But enough fussing. Let’s discuss the actual items found within the X-Otic Limited Edition! There’s not much to say about the copy of Superbeat: Xonic. It’s your basic Vita title and comes sealed. Then there’s the CD soundtrack which includes two discs and over 50 tracks from the game. It’s worth noting that the CDs themselves were sold separately as well but these packages have also sold out. They’re packed inside an attractively colorful DVD-sized case, which is refreshing when compared with the cardboard and jewel cases of many other so-called limited editions. What’s most important about the X-Otic edition is not its CDs though, but vinyl.


At first glimpse, it’s gorgeous. It’s quite exciting to lift off the top layer of the box to find the woman from the boxart of Superbeat: Xonic staring back at you from the album cover. The whole thing is encased in a clear plastic sheet in case you never wish to open it up, but how could you not? In any case, the album uses a gatefold design with one record housed within each side. There’s a downside to the lovely printwork enticing folks to open their album up and get a good look. Upon first spreading it open, you’ll likely be treated to a cracking cardboard sound. What’s that? Oh, it’s just the spine getting creased all the way down. Drat! The vinyl itself is nice and plain black rather than getting the goofy color treatment of many other specialty albums.

Something that might initially surprise folks is that the two albums also manage to capture the entire 50+ soundtrack of Superbeat: Xonic. This was accomplished by having music on both sides of each disc, as well as the simple fact that the songs in this game are typically one to two minutes long. With such short songs it’s much easier to cram more onto a single record. No matter your opinion on this game’s soundtrack value, the listenable quality is high, although maybe not worth the $50 over the X-Clusive Limited Edition for non-vinyl collectors. Finally, although it wasn’t advertised at any point, my copy also came with an aluminum pin featuring the game’s cover art. It’s a neat little bonus, even if I’m not sure what to do with it since it doesn’t fit inside the box.

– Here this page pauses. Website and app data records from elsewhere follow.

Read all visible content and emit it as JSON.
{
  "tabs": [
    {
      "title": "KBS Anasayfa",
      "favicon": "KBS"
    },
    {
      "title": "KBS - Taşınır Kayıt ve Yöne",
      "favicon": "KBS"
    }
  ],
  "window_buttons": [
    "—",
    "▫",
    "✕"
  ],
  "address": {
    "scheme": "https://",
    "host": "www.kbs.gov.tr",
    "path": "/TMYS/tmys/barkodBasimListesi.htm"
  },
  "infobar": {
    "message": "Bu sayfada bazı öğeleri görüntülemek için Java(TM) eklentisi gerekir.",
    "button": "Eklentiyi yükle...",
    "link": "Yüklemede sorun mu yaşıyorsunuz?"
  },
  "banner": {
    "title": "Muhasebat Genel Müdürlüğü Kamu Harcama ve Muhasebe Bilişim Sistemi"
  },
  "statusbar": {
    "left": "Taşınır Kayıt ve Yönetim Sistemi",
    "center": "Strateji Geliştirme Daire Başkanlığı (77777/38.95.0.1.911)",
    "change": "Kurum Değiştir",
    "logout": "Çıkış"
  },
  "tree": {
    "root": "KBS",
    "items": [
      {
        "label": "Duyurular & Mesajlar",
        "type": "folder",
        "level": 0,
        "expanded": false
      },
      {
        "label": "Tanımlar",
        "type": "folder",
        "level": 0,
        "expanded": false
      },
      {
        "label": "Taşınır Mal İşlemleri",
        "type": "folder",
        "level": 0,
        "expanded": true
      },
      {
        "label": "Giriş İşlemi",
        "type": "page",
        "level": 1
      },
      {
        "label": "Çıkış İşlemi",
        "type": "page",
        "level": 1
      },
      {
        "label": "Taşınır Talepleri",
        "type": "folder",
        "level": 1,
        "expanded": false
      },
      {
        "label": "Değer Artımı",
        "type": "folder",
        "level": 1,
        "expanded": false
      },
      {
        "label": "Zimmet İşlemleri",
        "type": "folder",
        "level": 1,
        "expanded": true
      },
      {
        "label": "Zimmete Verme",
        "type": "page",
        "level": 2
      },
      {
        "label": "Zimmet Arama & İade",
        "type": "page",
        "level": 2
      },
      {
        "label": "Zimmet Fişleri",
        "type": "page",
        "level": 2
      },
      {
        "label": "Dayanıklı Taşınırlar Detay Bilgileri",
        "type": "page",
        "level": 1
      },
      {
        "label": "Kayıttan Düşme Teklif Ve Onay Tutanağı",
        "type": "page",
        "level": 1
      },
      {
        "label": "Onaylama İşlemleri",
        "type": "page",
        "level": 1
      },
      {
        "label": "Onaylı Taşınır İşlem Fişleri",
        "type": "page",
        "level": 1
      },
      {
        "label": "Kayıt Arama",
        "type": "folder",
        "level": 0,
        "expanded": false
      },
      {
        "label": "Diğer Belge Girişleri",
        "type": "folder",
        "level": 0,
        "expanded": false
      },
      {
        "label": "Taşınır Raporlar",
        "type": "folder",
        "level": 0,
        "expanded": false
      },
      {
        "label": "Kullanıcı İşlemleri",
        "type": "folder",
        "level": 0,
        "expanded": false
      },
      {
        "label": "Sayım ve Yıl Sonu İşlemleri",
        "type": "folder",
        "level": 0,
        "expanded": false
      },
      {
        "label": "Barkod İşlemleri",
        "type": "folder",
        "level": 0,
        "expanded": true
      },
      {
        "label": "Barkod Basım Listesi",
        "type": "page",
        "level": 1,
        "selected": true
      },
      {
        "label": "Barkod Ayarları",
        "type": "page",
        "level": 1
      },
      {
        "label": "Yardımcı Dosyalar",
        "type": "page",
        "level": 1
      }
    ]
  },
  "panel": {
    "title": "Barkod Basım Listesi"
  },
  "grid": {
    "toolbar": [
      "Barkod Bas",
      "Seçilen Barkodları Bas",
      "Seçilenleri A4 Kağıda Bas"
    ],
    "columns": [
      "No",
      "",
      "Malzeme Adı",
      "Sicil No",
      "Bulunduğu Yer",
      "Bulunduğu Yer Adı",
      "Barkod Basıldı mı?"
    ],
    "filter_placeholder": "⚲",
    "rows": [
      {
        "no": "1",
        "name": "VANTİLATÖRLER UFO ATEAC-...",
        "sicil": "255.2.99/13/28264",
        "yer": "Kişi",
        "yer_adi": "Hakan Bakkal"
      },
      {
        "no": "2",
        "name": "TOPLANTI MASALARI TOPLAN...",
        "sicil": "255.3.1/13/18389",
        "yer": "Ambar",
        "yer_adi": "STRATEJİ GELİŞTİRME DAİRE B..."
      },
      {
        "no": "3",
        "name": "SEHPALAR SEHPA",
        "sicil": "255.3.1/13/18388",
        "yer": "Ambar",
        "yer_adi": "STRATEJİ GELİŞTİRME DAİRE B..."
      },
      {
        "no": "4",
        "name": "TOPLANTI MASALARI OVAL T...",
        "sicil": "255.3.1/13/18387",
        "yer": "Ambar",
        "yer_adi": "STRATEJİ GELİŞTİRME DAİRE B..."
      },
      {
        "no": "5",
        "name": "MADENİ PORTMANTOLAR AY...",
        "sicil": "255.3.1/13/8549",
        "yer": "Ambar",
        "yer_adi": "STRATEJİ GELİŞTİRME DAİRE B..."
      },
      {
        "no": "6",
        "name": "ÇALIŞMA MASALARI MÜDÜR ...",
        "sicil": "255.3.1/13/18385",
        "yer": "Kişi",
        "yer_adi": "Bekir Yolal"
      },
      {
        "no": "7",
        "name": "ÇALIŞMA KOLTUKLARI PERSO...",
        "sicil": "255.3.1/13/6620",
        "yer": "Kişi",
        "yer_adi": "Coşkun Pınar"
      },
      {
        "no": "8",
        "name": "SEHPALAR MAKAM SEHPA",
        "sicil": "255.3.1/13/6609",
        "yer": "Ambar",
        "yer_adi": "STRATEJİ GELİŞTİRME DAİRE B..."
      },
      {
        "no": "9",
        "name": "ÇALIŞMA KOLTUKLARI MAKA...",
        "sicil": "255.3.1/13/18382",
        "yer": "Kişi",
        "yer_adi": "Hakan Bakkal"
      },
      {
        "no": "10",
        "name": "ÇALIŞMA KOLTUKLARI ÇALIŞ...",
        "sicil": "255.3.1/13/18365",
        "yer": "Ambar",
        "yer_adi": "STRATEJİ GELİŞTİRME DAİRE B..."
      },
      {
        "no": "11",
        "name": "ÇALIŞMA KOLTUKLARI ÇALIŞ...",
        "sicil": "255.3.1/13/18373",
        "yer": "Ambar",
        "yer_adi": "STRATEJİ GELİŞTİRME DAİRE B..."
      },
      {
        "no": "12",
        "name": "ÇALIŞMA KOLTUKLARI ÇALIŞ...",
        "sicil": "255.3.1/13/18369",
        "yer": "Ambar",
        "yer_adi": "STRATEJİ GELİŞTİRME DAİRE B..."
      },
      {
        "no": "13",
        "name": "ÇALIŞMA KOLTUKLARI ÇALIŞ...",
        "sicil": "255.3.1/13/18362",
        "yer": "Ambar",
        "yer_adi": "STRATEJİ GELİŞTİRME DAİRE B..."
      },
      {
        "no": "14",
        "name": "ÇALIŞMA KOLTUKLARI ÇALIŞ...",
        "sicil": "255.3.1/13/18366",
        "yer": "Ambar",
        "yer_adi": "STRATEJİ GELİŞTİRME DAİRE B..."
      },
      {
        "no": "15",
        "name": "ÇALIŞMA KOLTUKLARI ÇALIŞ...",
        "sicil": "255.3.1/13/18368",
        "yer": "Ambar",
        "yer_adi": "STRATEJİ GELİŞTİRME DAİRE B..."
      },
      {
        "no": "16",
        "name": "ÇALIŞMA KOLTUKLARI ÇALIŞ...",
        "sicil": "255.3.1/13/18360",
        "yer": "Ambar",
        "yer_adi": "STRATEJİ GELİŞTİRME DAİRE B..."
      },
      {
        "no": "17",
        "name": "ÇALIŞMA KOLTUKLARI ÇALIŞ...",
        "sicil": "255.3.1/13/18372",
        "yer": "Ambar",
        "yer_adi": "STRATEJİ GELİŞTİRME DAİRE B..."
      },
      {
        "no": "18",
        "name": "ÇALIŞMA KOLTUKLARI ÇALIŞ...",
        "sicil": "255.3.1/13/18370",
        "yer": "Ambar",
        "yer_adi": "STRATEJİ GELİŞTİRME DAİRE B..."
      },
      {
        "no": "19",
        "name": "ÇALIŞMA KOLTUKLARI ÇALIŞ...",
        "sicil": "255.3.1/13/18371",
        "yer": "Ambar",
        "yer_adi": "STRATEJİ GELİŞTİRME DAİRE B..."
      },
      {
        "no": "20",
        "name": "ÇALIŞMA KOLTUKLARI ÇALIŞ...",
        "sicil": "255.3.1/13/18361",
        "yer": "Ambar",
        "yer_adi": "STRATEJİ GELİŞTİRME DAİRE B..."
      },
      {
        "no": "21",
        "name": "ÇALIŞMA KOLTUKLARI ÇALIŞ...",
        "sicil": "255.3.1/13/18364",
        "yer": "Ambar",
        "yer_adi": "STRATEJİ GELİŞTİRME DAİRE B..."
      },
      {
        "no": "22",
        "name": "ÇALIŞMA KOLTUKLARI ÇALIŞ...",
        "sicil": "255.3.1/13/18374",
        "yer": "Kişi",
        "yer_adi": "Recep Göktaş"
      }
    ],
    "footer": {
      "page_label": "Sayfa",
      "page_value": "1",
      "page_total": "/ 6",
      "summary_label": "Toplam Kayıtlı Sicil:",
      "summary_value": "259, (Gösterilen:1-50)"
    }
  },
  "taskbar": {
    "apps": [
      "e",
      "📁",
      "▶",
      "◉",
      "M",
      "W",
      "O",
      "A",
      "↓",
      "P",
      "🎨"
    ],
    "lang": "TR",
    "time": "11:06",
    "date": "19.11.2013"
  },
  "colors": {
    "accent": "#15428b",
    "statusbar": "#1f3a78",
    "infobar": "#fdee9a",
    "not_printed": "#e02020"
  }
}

The saddest thing about this limited edition is that folks who discover and fall in love with Superbeat: Xonic will have a hard time getting a hold of any of its components if they reside within North America without resorting to inflated fees on eBay. It appears some of the European editions are still available, though, so perhaps it would be worth the extra fee to nab one of those 450 units from Rising Star Games before they’re all gone.